WHAT YOU HAVE TO DO |
Go through the material under this sentence. Return every line holding "value".

EXERCISE DATA |
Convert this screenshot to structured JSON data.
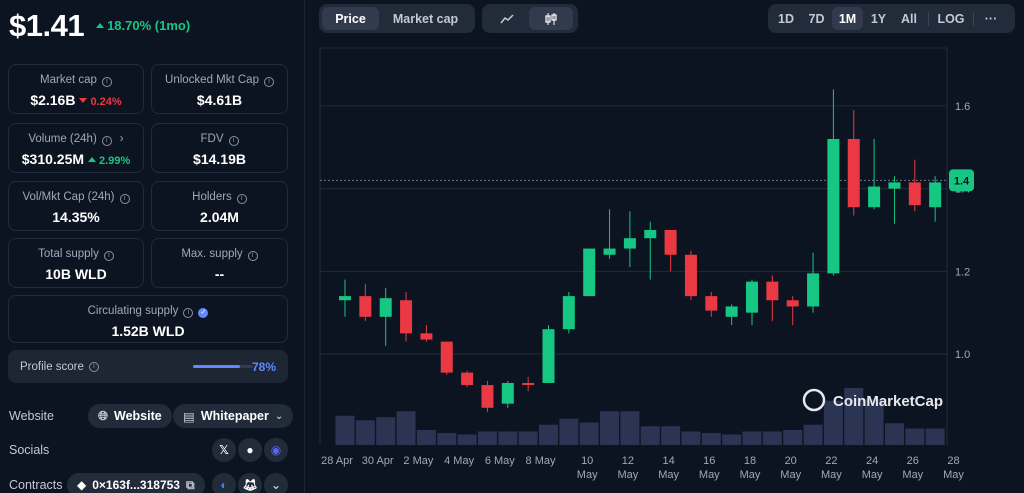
{
  "price": "$1.41",
  "change": "18.70% (1mo)",
  "stats": {
    "market_cap": {
      "label": "Market cap",
      "value": "$2.16B",
      "change": "0.24%"
    },
    "unlocked": {
      "label": "Unlocked Mkt Cap",
      "value": "$4.61B"
    },
    "volume": {
      "label": "Volume (24h)",
      "value": "$310.25M",
      "change": "2.99%"
    },
    "fdv": {
      "label": "FDV",
      "value": "$14.19B"
    },
    "vol_mkt": {
      "label": "Vol/Mkt Cap (24h)",
      "value": "14.35%"
    },
    "holders": {
      "label": "Holders",
      "value": "2.04M"
    },
    "total_supply": {
      "label": "Total supply",
      "value": "10B WLD"
    },
    "max_supply": {
      "label": "Max. supply",
      "value": "--"
    },
    "circ_supply": {
      "label": "Circulating supply",
      "value": "1.52B WLD"
    }
  },
  "profile": {
    "label": "Profile score",
    "value": "78%",
    "fraction": 0.78
  },
  "links": {
    "website_label": "Website",
    "website_btn": "Website",
    "whitepaper_btn": "Whitepaper",
    "socials_label": "Socials",
    "contracts_label": "Contracts",
    "contract": "0×163f...318753"
  },
  "toolbar": {
    "price_tab": "Price",
    "mcap_tab": "Market cap",
    "ranges": [
      "1D",
      "7D",
      "1M",
      "1Y",
      "All"
    ],
    "active_range": "1M",
    "log": "LOG",
    "more": "···"
  },
  "colors": {
    "up": "#16c784",
    "down": "#ea3943",
    "accent": "#6188ff",
    "volume": "#2b3452"
  },
  "watermark": "CoinMarketCap",
  "chart_data": {
    "type": "candlestick",
    "y_ticks": [
      "1.6",
      "1.4",
      "1.2",
      "1.0"
    ],
    "ylim": [
      0.78,
      1.74
    ],
    "current_price_label": "1.4",
    "current_price": 1.42,
    "x_labels": [
      [
        "28 Apr"
      ],
      [
        "30 Apr"
      ],
      [
        "2 May"
      ],
      [
        "4 May"
      ],
      [
        "6 May"
      ],
      [
        "8 May"
      ],
      [
        "10",
        "May"
      ],
      [
        "12",
        "May"
      ],
      [
        "14",
        "May"
      ],
      [
        "16",
        "May"
      ],
      [
        "18",
        "May"
      ],
      [
        "20",
        "May"
      ],
      [
        "22",
        "May"
      ],
      [
        "24",
        "May"
      ],
      [
        "26",
        "May"
      ],
      [
        "28",
        "May"
      ]
    ],
    "candles": [
      {
        "o": 1.13,
        "h": 1.18,
        "l": 1.09,
        "c": 1.14,
        "v": 0.39
      },
      {
        "o": 1.14,
        "h": 1.17,
        "l": 1.08,
        "c": 1.09,
        "v": 0.33
      },
      {
        "o": 1.09,
        "h": 1.16,
        "l": 1.02,
        "c": 1.135,
        "v": 0.37
      },
      {
        "o": 1.13,
        "h": 1.15,
        "l": 1.03,
        "c": 1.05,
        "v": 0.45
      },
      {
        "o": 1.05,
        "h": 1.07,
        "l": 1.03,
        "c": 1.035,
        "v": 0.2
      },
      {
        "o": 1.03,
        "h": 1.03,
        "l": 0.95,
        "c": 0.955,
        "v": 0.16
      },
      {
        "o": 0.955,
        "h": 0.96,
        "l": 0.92,
        "c": 0.925,
        "v": 0.14
      },
      {
        "o": 0.925,
        "h": 0.935,
        "l": 0.86,
        "c": 0.87,
        "v": 0.18
      },
      {
        "o": 0.88,
        "h": 0.935,
        "l": 0.87,
        "c": 0.93,
        "v": 0.18
      },
      {
        "o": 0.93,
        "h": 0.945,
        "l": 0.91,
        "c": 0.925,
        "v": 0.18
      },
      {
        "o": 0.93,
        "h": 1.07,
        "l": 0.93,
        "c": 1.06,
        "v": 0.27
      },
      {
        "o": 1.06,
        "h": 1.15,
        "l": 1.05,
        "c": 1.14,
        "v": 0.35
      },
      {
        "o": 1.14,
        "h": 1.24,
        "l": 1.14,
        "c": 1.255,
        "v": 0.3
      },
      {
        "o": 1.24,
        "h": 1.35,
        "l": 1.23,
        "c": 1.255,
        "v": 0.45
      },
      {
        "o": 1.255,
        "h": 1.345,
        "l": 1.21,
        "c": 1.28,
        "v": 0.45
      },
      {
        "o": 1.28,
        "h": 1.32,
        "l": 1.18,
        "c": 1.3,
        "v": 0.25
      },
      {
        "o": 1.3,
        "h": 1.3,
        "l": 1.2,
        "c": 1.24,
        "v": 0.25
      },
      {
        "o": 1.24,
        "h": 1.25,
        "l": 1.13,
        "c": 1.14,
        "v": 0.18
      },
      {
        "o": 1.14,
        "h": 1.15,
        "l": 1.09,
        "c": 1.105,
        "v": 0.16
      },
      {
        "o": 1.09,
        "h": 1.12,
        "l": 1.07,
        "c": 1.115,
        "v": 0.14
      },
      {
        "o": 1.1,
        "h": 1.18,
        "l": 1.07,
        "c": 1.175,
        "v": 0.18
      },
      {
        "o": 1.175,
        "h": 1.19,
        "l": 1.08,
        "c": 1.13,
        "v": 0.18
      },
      {
        "o": 1.13,
        "h": 1.14,
        "l": 1.07,
        "c": 1.115,
        "v": 0.2
      },
      {
        "o": 1.115,
        "h": 1.245,
        "l": 1.1,
        "c": 1.195,
        "v": 0.27
      },
      {
        "o": 1.195,
        "h": 1.64,
        "l": 1.19,
        "c": 1.52,
        "v": 0.59
      },
      {
        "o": 1.52,
        "h": 1.59,
        "l": 1.335,
        "c": 1.355,
        "v": 0.76
      },
      {
        "o": 1.355,
        "h": 1.52,
        "l": 1.35,
        "c": 1.405,
        "v": 0.61
      },
      {
        "o": 1.4,
        "h": 1.43,
        "l": 1.315,
        "c": 1.415,
        "v": 0.29
      },
      {
        "o": 1.415,
        "h": 1.47,
        "l": 1.345,
        "c": 1.36,
        "v": 0.22
      },
      {
        "o": 1.355,
        "h": 1.43,
        "l": 1.32,
        "c": 1.415,
        "v": 0.22
      }
    ]
  }
}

ANSWER AREA |
      "value": "$2.16B",
      "value": "$4.61B"
      "value": "$310.25M",
      "value": "$14.19B"
      "value": "14.35%"
      "value": "2.04M"
      "value": "10B WLD"
      "value": "--"
      "value": "1.52B WLD"
    "value": "78%",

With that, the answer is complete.